__INSTRUCTIONS TO FOLLOW__:
Without including the pictures, copy out every line below.
Top of STUDY MATERIAL
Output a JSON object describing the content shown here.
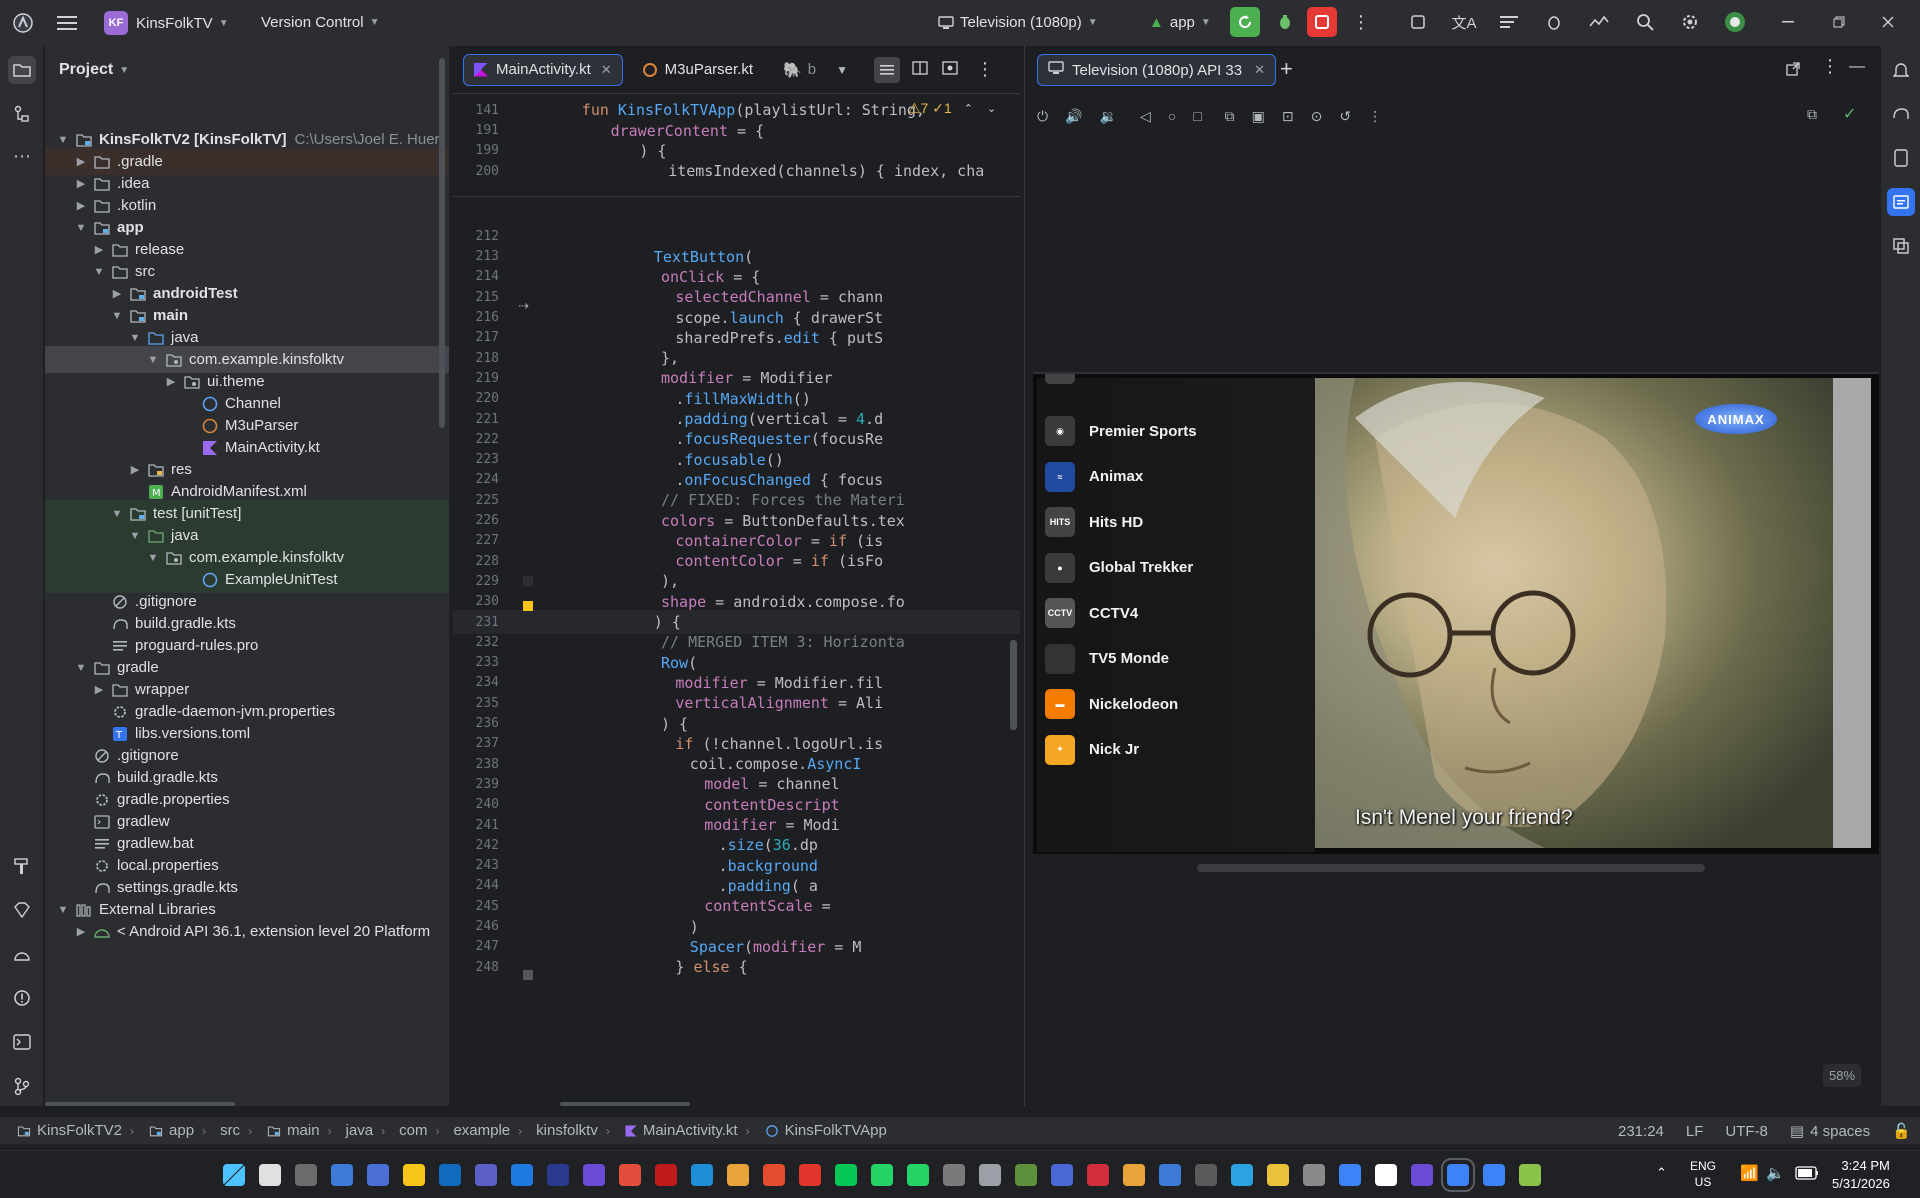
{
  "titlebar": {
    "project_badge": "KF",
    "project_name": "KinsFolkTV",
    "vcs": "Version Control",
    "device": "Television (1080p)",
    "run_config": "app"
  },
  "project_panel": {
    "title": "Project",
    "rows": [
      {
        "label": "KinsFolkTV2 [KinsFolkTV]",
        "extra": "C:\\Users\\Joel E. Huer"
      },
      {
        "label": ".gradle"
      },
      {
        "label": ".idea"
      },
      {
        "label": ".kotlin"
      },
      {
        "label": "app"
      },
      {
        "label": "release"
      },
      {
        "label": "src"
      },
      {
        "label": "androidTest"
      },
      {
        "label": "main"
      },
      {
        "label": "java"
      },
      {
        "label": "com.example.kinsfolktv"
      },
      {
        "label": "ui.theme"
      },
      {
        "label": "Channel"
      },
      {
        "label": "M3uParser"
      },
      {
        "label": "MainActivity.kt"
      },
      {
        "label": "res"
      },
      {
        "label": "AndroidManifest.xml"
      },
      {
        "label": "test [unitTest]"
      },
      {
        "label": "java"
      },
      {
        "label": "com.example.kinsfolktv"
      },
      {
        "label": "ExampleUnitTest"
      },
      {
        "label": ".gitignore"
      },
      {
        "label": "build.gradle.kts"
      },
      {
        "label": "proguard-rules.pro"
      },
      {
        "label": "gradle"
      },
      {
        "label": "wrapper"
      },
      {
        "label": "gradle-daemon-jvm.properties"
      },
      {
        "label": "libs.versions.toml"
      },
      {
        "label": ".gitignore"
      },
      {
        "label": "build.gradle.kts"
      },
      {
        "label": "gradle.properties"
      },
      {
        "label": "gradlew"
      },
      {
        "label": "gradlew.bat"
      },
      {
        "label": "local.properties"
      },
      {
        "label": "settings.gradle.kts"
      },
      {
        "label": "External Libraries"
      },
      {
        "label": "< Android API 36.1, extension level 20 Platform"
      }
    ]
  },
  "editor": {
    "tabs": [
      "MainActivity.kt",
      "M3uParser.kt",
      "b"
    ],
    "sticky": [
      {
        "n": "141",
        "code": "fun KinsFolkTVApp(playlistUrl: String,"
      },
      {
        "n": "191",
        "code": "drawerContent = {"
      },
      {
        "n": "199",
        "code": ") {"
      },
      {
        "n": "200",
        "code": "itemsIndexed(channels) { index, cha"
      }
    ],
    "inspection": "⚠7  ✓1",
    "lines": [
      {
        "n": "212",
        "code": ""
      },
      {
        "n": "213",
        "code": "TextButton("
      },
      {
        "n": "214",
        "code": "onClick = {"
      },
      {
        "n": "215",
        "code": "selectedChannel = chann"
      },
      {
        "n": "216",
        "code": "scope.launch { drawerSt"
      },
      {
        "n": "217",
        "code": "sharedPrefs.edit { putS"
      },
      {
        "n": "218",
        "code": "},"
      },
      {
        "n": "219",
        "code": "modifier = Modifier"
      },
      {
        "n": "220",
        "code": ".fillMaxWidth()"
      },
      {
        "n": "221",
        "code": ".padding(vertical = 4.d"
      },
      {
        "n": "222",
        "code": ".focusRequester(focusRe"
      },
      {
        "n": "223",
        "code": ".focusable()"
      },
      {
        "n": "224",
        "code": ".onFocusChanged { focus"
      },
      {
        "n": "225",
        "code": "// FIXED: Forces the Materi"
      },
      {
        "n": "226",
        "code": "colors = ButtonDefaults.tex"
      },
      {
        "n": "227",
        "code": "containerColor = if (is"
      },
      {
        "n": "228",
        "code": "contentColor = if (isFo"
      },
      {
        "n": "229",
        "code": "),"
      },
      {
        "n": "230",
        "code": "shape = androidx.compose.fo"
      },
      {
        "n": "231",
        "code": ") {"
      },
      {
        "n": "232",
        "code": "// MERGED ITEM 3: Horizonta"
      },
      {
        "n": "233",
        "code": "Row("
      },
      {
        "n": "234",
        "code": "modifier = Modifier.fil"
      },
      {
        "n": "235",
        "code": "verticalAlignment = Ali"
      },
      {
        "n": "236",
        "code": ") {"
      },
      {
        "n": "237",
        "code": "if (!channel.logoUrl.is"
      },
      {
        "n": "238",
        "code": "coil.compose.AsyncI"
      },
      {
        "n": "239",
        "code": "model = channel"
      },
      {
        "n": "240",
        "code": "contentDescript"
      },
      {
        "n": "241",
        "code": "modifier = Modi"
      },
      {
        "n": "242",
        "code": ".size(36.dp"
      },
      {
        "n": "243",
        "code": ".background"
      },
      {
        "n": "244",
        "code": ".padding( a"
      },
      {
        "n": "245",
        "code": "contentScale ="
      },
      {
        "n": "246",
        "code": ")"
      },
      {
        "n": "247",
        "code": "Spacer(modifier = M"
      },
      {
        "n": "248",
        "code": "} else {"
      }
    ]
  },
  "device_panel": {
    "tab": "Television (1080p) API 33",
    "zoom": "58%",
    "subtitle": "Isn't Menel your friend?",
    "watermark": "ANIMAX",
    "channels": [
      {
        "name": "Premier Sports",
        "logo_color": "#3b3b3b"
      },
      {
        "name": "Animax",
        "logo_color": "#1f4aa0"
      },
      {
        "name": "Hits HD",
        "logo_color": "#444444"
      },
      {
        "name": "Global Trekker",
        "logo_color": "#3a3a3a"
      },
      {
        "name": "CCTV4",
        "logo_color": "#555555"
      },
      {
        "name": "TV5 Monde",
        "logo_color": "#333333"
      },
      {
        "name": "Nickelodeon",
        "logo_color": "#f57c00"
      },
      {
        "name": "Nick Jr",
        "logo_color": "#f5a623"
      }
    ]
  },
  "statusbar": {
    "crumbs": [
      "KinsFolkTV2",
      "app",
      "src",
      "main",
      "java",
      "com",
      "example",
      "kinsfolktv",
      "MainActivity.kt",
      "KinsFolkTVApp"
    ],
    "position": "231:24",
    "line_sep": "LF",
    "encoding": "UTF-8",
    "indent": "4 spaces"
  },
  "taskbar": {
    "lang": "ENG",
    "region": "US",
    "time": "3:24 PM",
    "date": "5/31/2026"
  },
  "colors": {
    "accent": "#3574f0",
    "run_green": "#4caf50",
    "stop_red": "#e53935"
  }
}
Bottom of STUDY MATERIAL
__EXERCISE ANSWER__:
Output a JSON object describing the content shown here.
{
  "titlebar": {
    "project_badge": "KF",
    "project_name": "KinsFolkTV",
    "vcs": "Version Control",
    "device": "Television (1080p)",
    "run_config": "app"
  },
  "project_panel": {
    "title": "Project",
    "rows": [
      {
        "label": "KinsFolkTV2 [KinsFolkTV]",
        "extra": "C:\\Users\\Joel E. Huer"
      },
      {
        "label": ".gradle"
      },
      {
        "label": ".idea"
      },
      {
        "label": ".kotlin"
      },
      {
        "label": "app"
      },
      {
        "label": "release"
      },
      {
        "label": "src"
      },
      {
        "label": "androidTest"
      },
      {
        "label": "main"
      },
      {
        "label": "java"
      },
      {
        "label": "com.example.kinsfolktv"
      },
      {
        "label": "ui.theme"
      },
      {
        "label": "Channel"
      },
      {
        "label": "M3uParser"
      },
      {
        "label": "MainActivity.kt"
      },
      {
        "label": "res"
      },
      {
        "label": "AndroidManifest.xml"
      },
      {
        "label": "test [unitTest]"
      },
      {
        "label": "java"
      },
      {
        "label": "com.example.kinsfolktv"
      },
      {
        "label": "ExampleUnitTest"
      },
      {
        "label": ".gitignore"
      },
      {
        "label": "build.gradle.kts"
      },
      {
        "label": "proguard-rules.pro"
      },
      {
        "label": "gradle"
      },
      {
        "label": "wrapper"
      },
      {
        "label": "gradle-daemon-jvm.properties"
      },
      {
        "label": "libs.versions.toml"
      },
      {
        "label": ".gitignore"
      },
      {
        "label": "build.gradle.kts"
      },
      {
        "label": "gradle.properties"
      },
      {
        "label": "gradlew"
      },
      {
        "label": "gradlew.bat"
      },
      {
        "label": "local.properties"
      },
      {
        "label": "settings.gradle.kts"
      },
      {
        "label": "External Libraries"
      },
      {
        "label": "< Android API 36.1, extension level 20 Platform"
      }
    ]
  },
  "editor": {
    "tabs": [
      "MainActivity.kt",
      "M3uParser.kt",
      "b"
    ],
    "sticky": [
      {
        "n": "141",
        "code": "fun KinsFolkTVApp(playlistUrl: String,"
      },
      {
        "n": "191",
        "code": "drawerContent = {"
      },
      {
        "n": "199",
        "code": ") {"
      },
      {
        "n": "200",
        "code": "itemsIndexed(channels) { index, cha"
      }
    ],
    "inspection": "⚠7  ✓1",
    "lines": [
      {
        "n": "212",
        "code": ""
      },
      {
        "n": "213",
        "code": "TextButton("
      },
      {
        "n": "214",
        "code": "onClick = {"
      },
      {
        "n": "215",
        "code": "selectedChannel = chann"
      },
      {
        "n": "216",
        "code": "scope.launch { drawerSt"
      },
      {
        "n": "217",
        "code": "sharedPrefs.edit { putS"
      },
      {
        "n": "218",
        "code": "},"
      },
      {
        "n": "219",
        "code": "modifier = Modifier"
      },
      {
        "n": "220",
        "code": ".fillMaxWidth()"
      },
      {
        "n": "221",
        "code": ".padding(vertical = 4.d"
      },
      {
        "n": "222",
        "code": ".focusRequester(focusRe"
      },
      {
        "n": "223",
        "code": ".focusable()"
      },
      {
        "n": "224",
        "code": ".onFocusChanged { focus"
      },
      {
        "n": "225",
        "code": "// FIXED: Forces the Materi"
      },
      {
        "n": "226",
        "code": "colors = ButtonDefaults.tex"
      },
      {
        "n": "227",
        "code": "containerColor = if (is"
      },
      {
        "n": "228",
        "code": "contentColor = if (isFo"
      },
      {
        "n": "229",
        "code": "),"
      },
      {
        "n": "230",
        "code": "shape = androidx.compose.fo"
      },
      {
        "n": "231",
        "code": ") {"
      },
      {
        "n": "232",
        "code": "// MERGED ITEM 3: Horizonta"
      },
      {
        "n": "233",
        "code": "Row("
      },
      {
        "n": "234",
        "code": "modifier = Modifier.fil"
      },
      {
        "n": "235",
        "code": "verticalAlignment = Ali"
      },
      {
        "n": "236",
        "code": ") {"
      },
      {
        "n": "237",
        "code": "if (!channel.logoUrl.is"
      },
      {
        "n": "238",
        "code": "coil.compose.AsyncI"
      },
      {
        "n": "239",
        "code": "model = channel"
      },
      {
        "n": "240",
        "code": "contentDescript"
      },
      {
        "n": "241",
        "code": "modifier = Modi"
      },
      {
        "n": "242",
        "code": ".size(36.dp"
      },
      {
        "n": "243",
        "code": ".background"
      },
      {
        "n": "244",
        "code": ".padding( a"
      },
      {
        "n": "245",
        "code": "contentScale ="
      },
      {
        "n": "246",
        "code": ")"
      },
      {
        "n": "247",
        "code": "Spacer(modifier = M"
      },
      {
        "n": "248",
        "code": "} else {"
      }
    ]
  },
  "device_panel": {
    "tab": "Television (1080p) API 33",
    "zoom": "58%",
    "subtitle": "Isn't Menel your friend?",
    "watermark": "ANIMAX",
    "channels": [
      {
        "name": "Premier Sports",
        "logo_color": "#3b3b3b"
      },
      {
        "name": "Animax",
        "logo_color": "#1f4aa0"
      },
      {
        "name": "Hits HD",
        "logo_color": "#444444"
      },
      {
        "name": "Global Trekker",
        "logo_color": "#3a3a3a"
      },
      {
        "name": "CCTV4",
        "logo_color": "#555555"
      },
      {
        "name": "TV5 Monde",
        "logo_color": "#333333"
      },
      {
        "name": "Nickelodeon",
        "logo_color": "#f57c00"
      },
      {
        "name": "Nick Jr",
        "logo_color": "#f5a623"
      }
    ]
  },
  "statusbar": {
    "crumbs": [
      "KinsFolkTV2",
      "app",
      "src",
      "main",
      "java",
      "com",
      "example",
      "kinsfolktv",
      "MainActivity.kt",
      "KinsFolkTVApp"
    ],
    "position": "231:24",
    "line_sep": "LF",
    "encoding": "UTF-8",
    "indent": "4 spaces"
  },
  "taskbar": {
    "lang": "ENG",
    "region": "US",
    "time": "3:24 PM",
    "date": "5/31/2026"
  },
  "colors": {
    "accent": "#3574f0",
    "run_green": "#4caf50",
    "stop_red": "#e53935"
  }
}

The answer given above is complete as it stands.